I’m sitting on my couch, my daughter laying sixty feet away, suffering with cancer. I have chosen to not write about this, in the past, because it’s too personal, too overwhelming and there has been too much conflict.
I came home from Costa Rica, February 18, 2019, on an emergency ticket. I went straight to the hospital and proceeded to fall apart. Little by little, I have pieced myself back together, as I sit on the sidelines and watch her CANCER process, played out with the doctors, my sister and her father.
Last night I attended a dinner, for the owners and members, of my Crossfit box – 32034. The food was good, everyone looked great. Beaming faces, with bright eyes, long lashes and big smiles, were on every body present. I felt honored to be a part of.
Luke and Erin Riddell are the owners and coaches of a new box on Amelia Island.
After we ate and socialized, they got up and gave a talk about what their Crossfit Box meant to them. Yes, it’s about health and fitness, but it’s also about community and being a better person.
In their prayers, they had asked for thirty members. And as stewards they would assist the members to be able to go out and be lights in the community.
The evening had a feeling of warmth, and a nurturing family.
Following a death, engulfed in grief, people can take on the energy, of an out-of- control fire, behaving erratically and moving in a direction, that creates a veering and unpredictable path. They search for a target to blow their vaporous, hot air of anger. They want to hurt someone. Modern day mourners zero in on their quarry and begin to hurl their bombs. Hate filled words are the ammunition and cell phones are their technological armory. Continue reading Blocked and Deleted/Yet Another Battle in a War I Thought Was Over
You have one man, with volcanic rage, simmering below the surface of his skin. You have one woman who is iron clad and formidable, prepared to protect the family at all cost. Each has their own story, steeped in alcohol, violence and money. Smiles would turn to grimaces – smile, frown – smile, frown – it was a dodge ball game. You would eventually get slammed.
Then take the kid. Twelve years old, eager to please; anxious to get every detail correct.
Internal thoughts have a way of surfacing, lingering, and then diving to the nadar of my existence, only to break through my encephalon, carrying crayons. I must have a window to spend time staring out of. It creates a division of mental gymnastics, pulling thread through my thoughts and gluing glitter across the nature on the other side of the pain. Continue reading The Family Finances

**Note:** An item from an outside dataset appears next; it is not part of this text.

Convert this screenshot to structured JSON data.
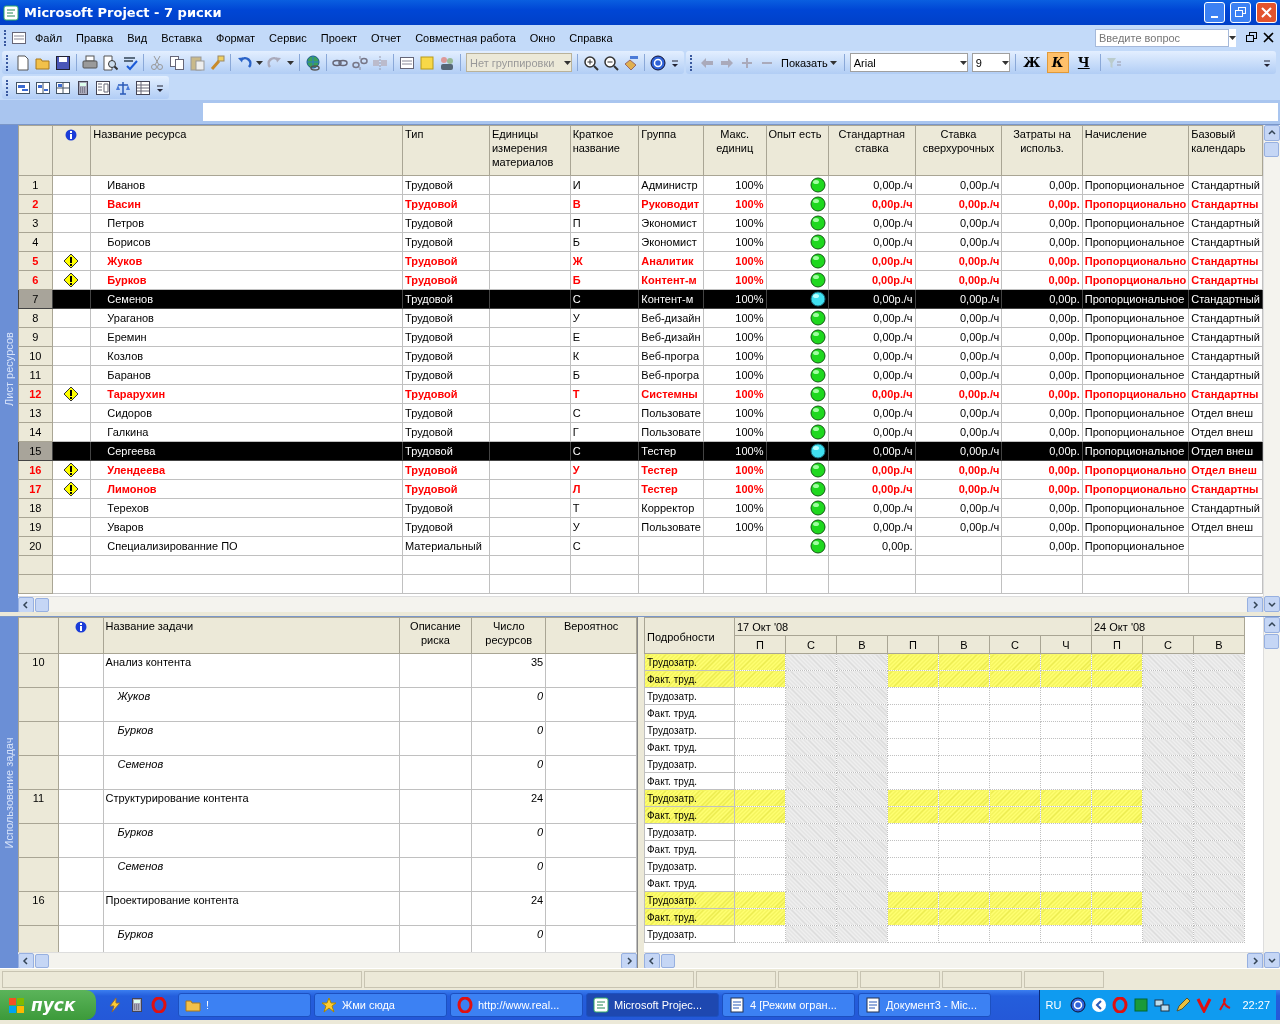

verb 1 [ no obj. ] (center around/on or center something around/on) have or cause to have something as (a major concern or theme): the case centers around the couple’s adopted children | the plot centers on two young men | [ with obj. ] : he is centering his discussion on an analysis of patterns of mortality. • (be centered in) (of an activity) occur mainly in or around (a specified place): the mercantile association was centered in northern Germany. 2 [ with obj. ] place in the middle: to center the needle, turn the knob. • Football pass the ball back from the ground to another player to begin a down; snap.